ELECTRONIC TEST EQUIPMENT
Section I. METER CHARACTERISTICS
Types of Meters.
Multimeter. The multimeter is a combination of a voltmeter, ohmmeter, and ammeter combined in one unit
using only one meter movement. Each multimeter consists of a basic direct current (DC) meter movement combined with
additional devices to serve a specific purpose. Shunt resistors are used for the ammeter, multiplier resistors for the
voltmeter, and resistors and batteries for the ohmmeter. By proper arrangement of these devices along with switches and
jacks (plug-in connections) the multimeter can be built into a small, compact, portable unit. However, multimeters have
two distinct disadvantages over other types of meters.
Circuit loading effect. The input impedance of a nonsolid state multimeter is considered low as
compared to the solid state multimeter. This is due to the shunt resistors and multiplier resistors used in
the meters internal circuitry. When the multimeter is placed into the test circuit, the low input impedance
alters the test circuit impedance. The change in the test circuit impedance will cause the measurements
to be incorrect.
Accuracy. An analog type meter movement is used in most multimeters as the indicating device. This
type of meter movement uses test circuit current to cause the pointer of the meter to move and register
a reading on the scale. Operator error can be induced into the meter indication if care is not taken to

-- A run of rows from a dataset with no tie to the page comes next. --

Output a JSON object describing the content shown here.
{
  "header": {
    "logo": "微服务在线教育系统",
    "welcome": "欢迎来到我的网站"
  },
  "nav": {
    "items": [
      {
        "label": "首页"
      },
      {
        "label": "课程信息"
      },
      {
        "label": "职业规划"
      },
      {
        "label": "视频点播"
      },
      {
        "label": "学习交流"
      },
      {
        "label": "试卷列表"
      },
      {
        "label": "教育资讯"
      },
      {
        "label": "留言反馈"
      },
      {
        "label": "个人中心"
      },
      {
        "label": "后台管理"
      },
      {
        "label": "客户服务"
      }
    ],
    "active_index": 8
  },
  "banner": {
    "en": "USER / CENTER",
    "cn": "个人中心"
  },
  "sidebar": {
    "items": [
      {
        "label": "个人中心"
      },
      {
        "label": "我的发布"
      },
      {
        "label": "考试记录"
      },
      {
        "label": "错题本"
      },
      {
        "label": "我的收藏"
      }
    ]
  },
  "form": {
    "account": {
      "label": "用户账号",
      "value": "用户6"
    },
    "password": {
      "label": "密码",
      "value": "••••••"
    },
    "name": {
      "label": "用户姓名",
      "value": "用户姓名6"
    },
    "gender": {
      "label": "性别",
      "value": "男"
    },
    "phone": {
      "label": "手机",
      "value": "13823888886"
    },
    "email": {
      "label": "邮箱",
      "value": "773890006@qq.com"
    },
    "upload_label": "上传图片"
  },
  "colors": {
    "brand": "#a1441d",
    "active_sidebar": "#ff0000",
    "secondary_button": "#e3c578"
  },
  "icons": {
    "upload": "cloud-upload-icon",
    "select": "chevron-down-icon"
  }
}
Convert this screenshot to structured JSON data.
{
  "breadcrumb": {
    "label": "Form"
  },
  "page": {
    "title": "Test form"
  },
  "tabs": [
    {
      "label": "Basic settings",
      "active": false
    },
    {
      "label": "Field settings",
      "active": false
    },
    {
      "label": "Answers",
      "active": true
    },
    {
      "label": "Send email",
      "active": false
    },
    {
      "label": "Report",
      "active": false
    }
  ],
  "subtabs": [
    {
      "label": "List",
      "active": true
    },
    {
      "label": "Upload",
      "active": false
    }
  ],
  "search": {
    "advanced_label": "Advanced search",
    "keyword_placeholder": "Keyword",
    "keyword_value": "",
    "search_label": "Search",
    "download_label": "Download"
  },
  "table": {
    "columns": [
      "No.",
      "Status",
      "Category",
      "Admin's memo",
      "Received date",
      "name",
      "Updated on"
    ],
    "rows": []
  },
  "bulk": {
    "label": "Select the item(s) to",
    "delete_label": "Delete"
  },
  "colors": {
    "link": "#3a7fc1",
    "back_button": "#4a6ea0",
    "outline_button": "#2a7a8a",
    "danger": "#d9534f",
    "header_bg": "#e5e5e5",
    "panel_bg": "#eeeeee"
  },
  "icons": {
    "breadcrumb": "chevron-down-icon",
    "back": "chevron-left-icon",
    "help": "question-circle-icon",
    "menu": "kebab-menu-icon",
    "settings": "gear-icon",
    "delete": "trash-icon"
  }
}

observe the pointer from a straight forward position.
Transistorized Voltmeter. The transistorized voltmeter (TRVM) is also a combination of a voltmeter,
ohmmeter, and ammeter contained in one unit. The transistorized voltmeter has two major advantages compared to a
Circuit loading effect. The TRVM contains four transistors arranged to form an input amplifier referred to
as a differential amplifier. This type of input amplifier gives the TRVM a high input impedance compared
to that of a multimeter. When placed into the test circuit, the high input impedance of the TRVM has
little effect on the test circuit impedance thus providing a more accurate reading.
Accuracy. Unlike the multimeter, the TRVM contains a power supply to supply current for operating the
internal meter circuitry and meter movement. However, the same analog type meter movement, that is
used in the multimeter, is also used in the TRVM. Operator error can be induced into the meter
indication if care is not taken to observe the pointer position from a straight forward position.